**Requirement**
In the listing below, find each line with the string "different" and return it.

**Source information**
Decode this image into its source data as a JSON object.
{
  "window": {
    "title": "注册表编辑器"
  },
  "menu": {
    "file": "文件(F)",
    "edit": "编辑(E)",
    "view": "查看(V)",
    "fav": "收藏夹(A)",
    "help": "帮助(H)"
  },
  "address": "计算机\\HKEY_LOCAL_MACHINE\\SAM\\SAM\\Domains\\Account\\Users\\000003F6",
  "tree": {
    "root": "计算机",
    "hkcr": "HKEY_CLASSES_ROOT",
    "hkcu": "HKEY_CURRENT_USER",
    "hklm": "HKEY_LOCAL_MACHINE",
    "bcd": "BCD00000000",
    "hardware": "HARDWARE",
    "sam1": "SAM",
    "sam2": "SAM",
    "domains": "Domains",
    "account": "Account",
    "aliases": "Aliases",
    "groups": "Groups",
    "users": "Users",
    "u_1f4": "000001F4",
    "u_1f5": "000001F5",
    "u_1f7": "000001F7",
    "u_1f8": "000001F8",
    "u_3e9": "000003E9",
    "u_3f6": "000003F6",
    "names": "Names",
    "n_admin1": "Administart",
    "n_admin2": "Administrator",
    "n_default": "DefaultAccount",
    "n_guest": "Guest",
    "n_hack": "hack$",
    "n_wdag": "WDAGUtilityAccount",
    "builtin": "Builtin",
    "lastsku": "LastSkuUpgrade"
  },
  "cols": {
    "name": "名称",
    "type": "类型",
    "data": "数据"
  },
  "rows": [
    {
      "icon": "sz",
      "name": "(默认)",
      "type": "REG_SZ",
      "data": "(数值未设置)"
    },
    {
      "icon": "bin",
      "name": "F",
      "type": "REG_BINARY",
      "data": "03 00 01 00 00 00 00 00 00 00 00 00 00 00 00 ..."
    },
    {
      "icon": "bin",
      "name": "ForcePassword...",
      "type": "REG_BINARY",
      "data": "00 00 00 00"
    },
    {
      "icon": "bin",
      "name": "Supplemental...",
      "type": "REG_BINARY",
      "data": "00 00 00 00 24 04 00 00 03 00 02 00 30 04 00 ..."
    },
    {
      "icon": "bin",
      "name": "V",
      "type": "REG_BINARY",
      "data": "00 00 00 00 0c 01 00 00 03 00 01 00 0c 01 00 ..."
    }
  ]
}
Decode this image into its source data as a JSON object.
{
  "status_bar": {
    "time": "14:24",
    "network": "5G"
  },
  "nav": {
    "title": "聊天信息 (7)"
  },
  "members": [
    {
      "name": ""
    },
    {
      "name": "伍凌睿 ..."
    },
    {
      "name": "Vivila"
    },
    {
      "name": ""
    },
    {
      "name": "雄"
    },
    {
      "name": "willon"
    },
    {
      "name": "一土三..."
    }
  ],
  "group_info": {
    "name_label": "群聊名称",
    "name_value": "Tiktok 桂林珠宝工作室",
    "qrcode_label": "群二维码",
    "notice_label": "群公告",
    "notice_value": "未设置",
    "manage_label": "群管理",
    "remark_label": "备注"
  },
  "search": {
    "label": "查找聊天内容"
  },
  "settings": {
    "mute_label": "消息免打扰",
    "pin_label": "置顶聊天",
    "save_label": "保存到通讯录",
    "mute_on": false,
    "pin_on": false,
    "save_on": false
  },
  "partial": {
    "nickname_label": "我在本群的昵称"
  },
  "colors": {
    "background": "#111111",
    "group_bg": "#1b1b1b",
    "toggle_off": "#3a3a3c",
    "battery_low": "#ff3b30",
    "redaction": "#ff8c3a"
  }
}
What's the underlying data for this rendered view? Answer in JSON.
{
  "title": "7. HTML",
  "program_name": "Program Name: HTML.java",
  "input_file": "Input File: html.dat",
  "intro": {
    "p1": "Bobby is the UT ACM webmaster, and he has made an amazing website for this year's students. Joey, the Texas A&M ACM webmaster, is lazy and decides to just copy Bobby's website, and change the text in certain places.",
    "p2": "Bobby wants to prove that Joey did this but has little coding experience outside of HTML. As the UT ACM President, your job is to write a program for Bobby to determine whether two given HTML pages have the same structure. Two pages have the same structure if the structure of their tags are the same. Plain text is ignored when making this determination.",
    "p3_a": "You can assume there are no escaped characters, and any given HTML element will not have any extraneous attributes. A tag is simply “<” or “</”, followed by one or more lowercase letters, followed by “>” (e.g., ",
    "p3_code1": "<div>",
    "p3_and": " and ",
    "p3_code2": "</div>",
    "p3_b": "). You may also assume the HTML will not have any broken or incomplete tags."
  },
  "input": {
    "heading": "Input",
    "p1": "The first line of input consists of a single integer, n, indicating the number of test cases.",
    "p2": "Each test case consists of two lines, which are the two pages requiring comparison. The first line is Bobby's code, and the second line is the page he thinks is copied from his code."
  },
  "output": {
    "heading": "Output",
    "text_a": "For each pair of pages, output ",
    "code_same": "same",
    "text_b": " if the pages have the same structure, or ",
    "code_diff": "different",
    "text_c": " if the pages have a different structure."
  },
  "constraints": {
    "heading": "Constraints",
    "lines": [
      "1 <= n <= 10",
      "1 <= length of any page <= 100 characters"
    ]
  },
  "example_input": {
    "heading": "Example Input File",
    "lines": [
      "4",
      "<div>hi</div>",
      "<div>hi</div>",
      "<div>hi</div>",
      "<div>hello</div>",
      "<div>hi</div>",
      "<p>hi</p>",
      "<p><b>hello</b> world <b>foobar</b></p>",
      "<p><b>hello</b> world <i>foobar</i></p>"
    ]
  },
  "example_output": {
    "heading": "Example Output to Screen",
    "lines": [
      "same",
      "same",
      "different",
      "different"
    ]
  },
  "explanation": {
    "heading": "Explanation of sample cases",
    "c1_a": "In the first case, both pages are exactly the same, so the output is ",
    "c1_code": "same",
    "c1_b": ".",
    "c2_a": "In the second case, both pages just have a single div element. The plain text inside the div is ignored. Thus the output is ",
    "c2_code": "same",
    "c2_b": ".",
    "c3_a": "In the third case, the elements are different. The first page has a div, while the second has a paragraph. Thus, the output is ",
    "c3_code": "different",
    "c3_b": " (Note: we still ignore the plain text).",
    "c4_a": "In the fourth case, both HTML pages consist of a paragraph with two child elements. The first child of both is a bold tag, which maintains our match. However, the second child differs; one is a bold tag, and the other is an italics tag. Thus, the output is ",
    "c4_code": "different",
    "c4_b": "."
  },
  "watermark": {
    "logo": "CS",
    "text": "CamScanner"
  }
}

**Final answer**
    "code_diff": "different",
    "text_c": " if the pages have a different structure."
      "different",
      "different"
    "c3_a": "In the third case, the elements are different. The first page has a div, while the second has a paragraph. Thus, the output is ",
    "c3_code": "different",
    "c4_code": "different",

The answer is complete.